By Jacqueline Corba
Electric scooters vanished from the streets and sidewalks of San Francisco on Monday.
City officials insisted that ride-share companies remove thousands of their vehicles until they are approved for new permits that are designed to prevent the two-wheeled hop-on rides from overwhelming pedestrians and snarling traffic.
"I just got the notification yesterday and I was really surprised," Siana Popova, a San Francisco scooter commuter, told Cheddar's Hope King. "It just came into my life and now they are taking it away."
The decision to temporarily remove the scooters from streets comes after weeks of complaints from residents and business owners. Some people have taken to social media to call out examples of scooters littering property and shame scooter riders using with the hashtag #scootersbehavingbadly.
Unlike shared bicycles, which require docking at designated pick-up and drop-off locations, the scooters are freestanding ー riders can just grab them on the go, which is convenient. But they can also ditch the scooters wherever they want, causing sidewalk pile-ups.
The new permits would require scooter companies to demonstrate that they can minimize the impact on city sidewalks. Under the new regulation, the companies are also required to carry insurance, protect users' private information, share trip data with the city government, and provide rider instruction.
Permit applications began May 23 and the San Francisco Municipal Transportation Agency expects to complete the review process by the end of June.
"We can have innovation, but it must keep our sidewalks safe and accessible for all pedestrians," said City Attorney Dennis Herrera in a written statement.
Scooter companies such as LimeBike charge $1 a ride, plus 15 cents per minute of travel aboard a single-person electric scooter.
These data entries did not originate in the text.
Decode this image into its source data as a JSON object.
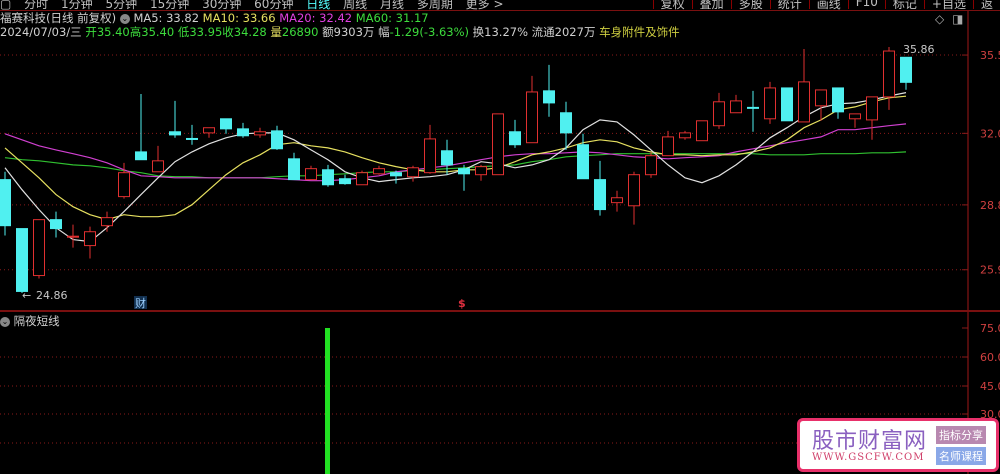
{
  "toolbar": {
    "periods": [
      "分时",
      "1分钟",
      "5分钟",
      "15分钟",
      "30分钟",
      "60分钟",
      "日线",
      "周线",
      "月线",
      "多周期",
      "更多 >"
    ],
    "active_period": "日线",
    "right_tools": [
      "复权",
      "叠加",
      "多股",
      "统计",
      "画线",
      "F10",
      "标记",
      "+自选",
      "返"
    ]
  },
  "header": {
    "stock": "福赛科技(日线 前复权)",
    "ma5": "MA5: 33.82",
    "ma10": "MA10: 33.66",
    "ma20": "MA20: 32.42",
    "ma60": "MA60: 31.17",
    "date": "2024/07/03/三",
    "open": "开35.40",
    "high": "高35.40",
    "low": "低33.95",
    "close": "收34.28",
    "vol_label": "量",
    "vol": "26890",
    "amount": "额9303万",
    "range_label": "幅",
    "range": "-1.29(-3.63%)",
    "turnover": "换13.27%",
    "float": "流通2027万",
    "sector": "车身附件及饰件"
  },
  "icons": {
    "diamond": "diamond-icon",
    "panel": "panel-toggle-icon"
  },
  "price_axis": [
    "35.5",
    "32.0",
    "28.8",
    "25.9"
  ],
  "annotations": {
    "high": "35.86",
    "low": "24.86",
    "finance_marker": "财",
    "dividend_marker": "$"
  },
  "sub_panel": {
    "title": "隔夜短线",
    "axis": [
      "75.0",
      "60.0",
      "45.0",
      "30.0"
    ],
    "bar_value": 76
  },
  "watermark": {
    "title": "股市财富网",
    "url": "WWW.GSCFW.COM",
    "badge1": "指标分享",
    "badge2": "名师课程"
  },
  "colors": {
    "up": "#e03030",
    "down": "#50f0f0",
    "ma5": "#e0e0e0",
    "ma10": "#e6e060",
    "ma20": "#d040d0",
    "ma60": "#30c030",
    "grid": "#8a1a1a"
  },
  "chart_data": {
    "type": "candlestick",
    "price_range": [
      24.86,
      35.86
    ],
    "candles": [
      [
        29.93,
        27.87,
        30.28,
        27.43
      ],
      [
        27.74,
        24.93,
        27.74,
        24.86
      ],
      [
        25.64,
        28.14,
        28.14,
        25.51
      ],
      [
        28.14,
        27.74,
        28.5,
        27.34
      ],
      [
        27.36,
        27.4,
        27.92,
        26.89
      ],
      [
        26.98,
        27.6,
        27.83,
        26.4
      ],
      [
        27.87,
        28.23,
        28.5,
        27.6
      ],
      [
        29.17,
        30.24,
        30.68,
        29.08
      ],
      [
        31.17,
        30.82,
        33.76,
        30.82
      ],
      [
        30.28,
        30.77,
        31.44,
        30.28
      ],
      [
        32.07,
        31.93,
        33.45,
        31.8
      ],
      [
        31.77,
        31.73,
        32.38,
        31.49
      ],
      [
        32.02,
        32.25,
        32.25,
        31.8
      ],
      [
        32.65,
        32.2,
        32.65,
        31.98
      ],
      [
        32.2,
        31.89,
        32.47,
        31.8
      ],
      [
        31.93,
        32.07,
        32.25,
        31.8
      ],
      [
        32.11,
        31.31,
        32.34,
        31.26
      ],
      [
        30.86,
        29.93,
        31.13,
        29.93
      ],
      [
        29.93,
        30.42,
        30.55,
        29.93
      ],
      [
        30.37,
        29.7,
        30.59,
        29.61
      ],
      [
        29.97,
        29.75,
        30.15,
        29.7
      ],
      [
        29.7,
        30.24,
        30.33,
        29.7
      ],
      [
        30.19,
        30.42,
        30.55,
        30.15
      ],
      [
        30.24,
        30.1,
        30.33,
        29.75
      ],
      [
        30.06,
        30.46,
        30.55,
        29.84
      ],
      [
        30.24,
        31.75,
        32.38,
        30.19
      ],
      [
        31.22,
        30.59,
        31.71,
        30.15
      ],
      [
        30.42,
        30.19,
        30.59,
        29.43
      ],
      [
        30.15,
        30.51,
        30.59,
        29.88
      ],
      [
        30.15,
        32.87,
        32.87,
        30.15
      ],
      [
        32.07,
        31.49,
        32.6,
        31.35
      ],
      [
        31.58,
        33.85,
        34.57,
        31.58
      ],
      [
        33.9,
        33.36,
        35.06,
        32.74
      ],
      [
        32.92,
        32.02,
        33.41,
        31.26
      ],
      [
        31.49,
        29.97,
        31.98,
        29.97
      ],
      [
        29.93,
        28.59,
        30.77,
        28.32
      ],
      [
        28.9,
        29.12,
        29.43,
        28.5
      ],
      [
        28.76,
        30.15,
        30.28,
        27.92
      ],
      [
        30.15,
        31.0,
        31.13,
        30.01
      ],
      [
        31.0,
        31.84,
        32.11,
        31.0
      ],
      [
        31.8,
        32.02,
        32.11,
        31.71
      ],
      [
        31.67,
        32.56,
        32.56,
        31.67
      ],
      [
        32.34,
        33.41,
        33.81,
        32.2
      ],
      [
        32.92,
        33.45,
        33.72,
        32.92
      ],
      [
        33.16,
        33.12,
        33.9,
        32.07
      ],
      [
        32.65,
        34.03,
        34.3,
        32.42
      ],
      [
        34.03,
        32.56,
        34.03,
        32.56
      ],
      [
        32.51,
        34.3,
        35.77,
        32.51
      ],
      [
        33.23,
        33.94,
        33.94,
        32.56
      ],
      [
        34.03,
        32.96,
        34.03,
        32.65
      ],
      [
        32.65,
        32.87,
        32.87,
        32.25
      ],
      [
        32.6,
        33.63,
        33.63,
        31.71
      ],
      [
        33.63,
        35.68,
        35.86,
        33.05
      ],
      [
        35.4,
        34.28,
        35.4,
        33.95
      ]
    ],
    "ma5": [
      30.46,
      29.48,
      28.59,
      27.78,
      27.25,
      27.16,
      27.78,
      28.5,
      29.26,
      30.01,
      30.73,
      31.17,
      31.53,
      31.8,
      31.98,
      32.02,
      32.02,
      31.71,
      31.26,
      30.82,
      30.28,
      30.01,
      29.84,
      29.93,
      30.01,
      30.06,
      30.15,
      30.37,
      30.73,
      30.64,
      30.46,
      30.59,
      30.82,
      31.35,
      32.16,
      32.6,
      32.51,
      31.93,
      31.26,
      30.59,
      30.01,
      29.79,
      30.1,
      30.59,
      31.17,
      31.8,
      32.25,
      32.74,
      33.14,
      33.32,
      33.36,
      33.5,
      33.67,
      33.82
    ],
    "ma10": [
      31.35,
      30.68,
      30.01,
      29.26,
      28.72,
      28.36,
      28.14,
      28.36,
      28.27,
      28.27,
      28.36,
      28.81,
      29.48,
      30.15,
      30.68,
      31.04,
      31.49,
      31.58,
      31.44,
      31.35,
      31.17,
      30.91,
      30.68,
      30.51,
      30.37,
      30.28,
      30.28,
      30.37,
      30.37,
      30.46,
      30.73,
      31.04,
      31.17,
      31.35,
      31.58,
      31.71,
      31.62,
      31.35,
      31.17,
      31.04,
      31.04,
      31.0,
      31.04,
      31.04,
      31.17,
      31.35,
      31.71,
      32.25,
      32.6,
      33.05,
      33.18,
      33.41,
      33.59,
      33.66
    ],
    "ma20": [
      31.98,
      31.71,
      31.44,
      31.26,
      31.09,
      30.91,
      30.68,
      30.37,
      30.1,
      30.06,
      30.01,
      30.01,
      30.01,
      30.01,
      30.01,
      30.01,
      29.97,
      29.93,
      29.88,
      29.88,
      29.93,
      30.01,
      30.1,
      30.28,
      30.37,
      30.46,
      30.55,
      30.68,
      30.82,
      30.95,
      31.04,
      31.09,
      31.09,
      31.13,
      31.17,
      31.13,
      31.04,
      30.95,
      30.91,
      30.86,
      30.91,
      30.95,
      31.0,
      31.17,
      31.31,
      31.44,
      31.58,
      31.71,
      31.84,
      32.16,
      32.16,
      32.25,
      32.34,
      32.42
    ],
    "ma60": [
      30.91,
      30.82,
      30.77,
      30.68,
      30.59,
      30.55,
      30.46,
      30.33,
      30.24,
      30.1,
      30.06,
      30.06,
      30.01,
      30.01,
      30.01,
      30.01,
      30.06,
      30.1,
      30.1,
      30.15,
      30.19,
      30.24,
      30.28,
      30.28,
      30.33,
      30.37,
      30.42,
      30.46,
      30.51,
      30.55,
      30.59,
      30.73,
      30.82,
      30.95,
      31.0,
      31.04,
      31.09,
      31.09,
      31.09,
      31.09,
      31.09,
      31.09,
      31.09,
      31.09,
      31.09,
      31.04,
      31.04,
      31.04,
      31.09,
      31.09,
      31.09,
      31.13,
      31.13,
      31.17
    ],
    "axis_ticks": [
      35.5,
      32.0,
      28.8,
      25.9
    ]
  }
}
Frequent riders like Popova have said it's a convenient, easy, and fun way to get around a crowded city. But many San Francisco residents have quickly grown tired of scooters strewn about the city, and angered by the scooter companies that don't seem to care how their service is affecting pedestrians, traffic, and local businesses.
San Francisco supervisor Aaron Peskin, who pushed to create the regulatory framework, called the start-ups arrogant "petulant children who think they can have whatever they want without any government oversight" in an interview with The Guardian.
Only 1,250 scooters will be permitted on the street in the first six months of the city's new program, but the city could double that number depending on how the trial period goes.
Still, some of the scooter companies worry that the city's new regulations will curb their ambition. In an initial statement, a spokesperson for the scooter company Bird told Cheddar that the cap on the number of scooters would limit its ability to spread scooters around the city. Later, a Bird spokesperson said in a revised statement that the company had applied for a permit "to continue to offer our new transportation solution to reduce traffic and provide affordable rides to the people of San Francisco."
Euwyn Poon, the president of Spin, another scooter company that had 100 scooters on the street before the new permit requirement, said there was an overwhelming need for more accessible scooters, and the city's proposal was "a starting point."
"We'll see how the public reacts, and we'll take public demand back to the city," he said.
This friction with city authorities and pedestrians, however, hasn't scared off investors. Days after San Francisco's scooter ban went into place, Bird said it plans to raise as much as $200 million, a deal that could send its valuation to the $1 billion mark.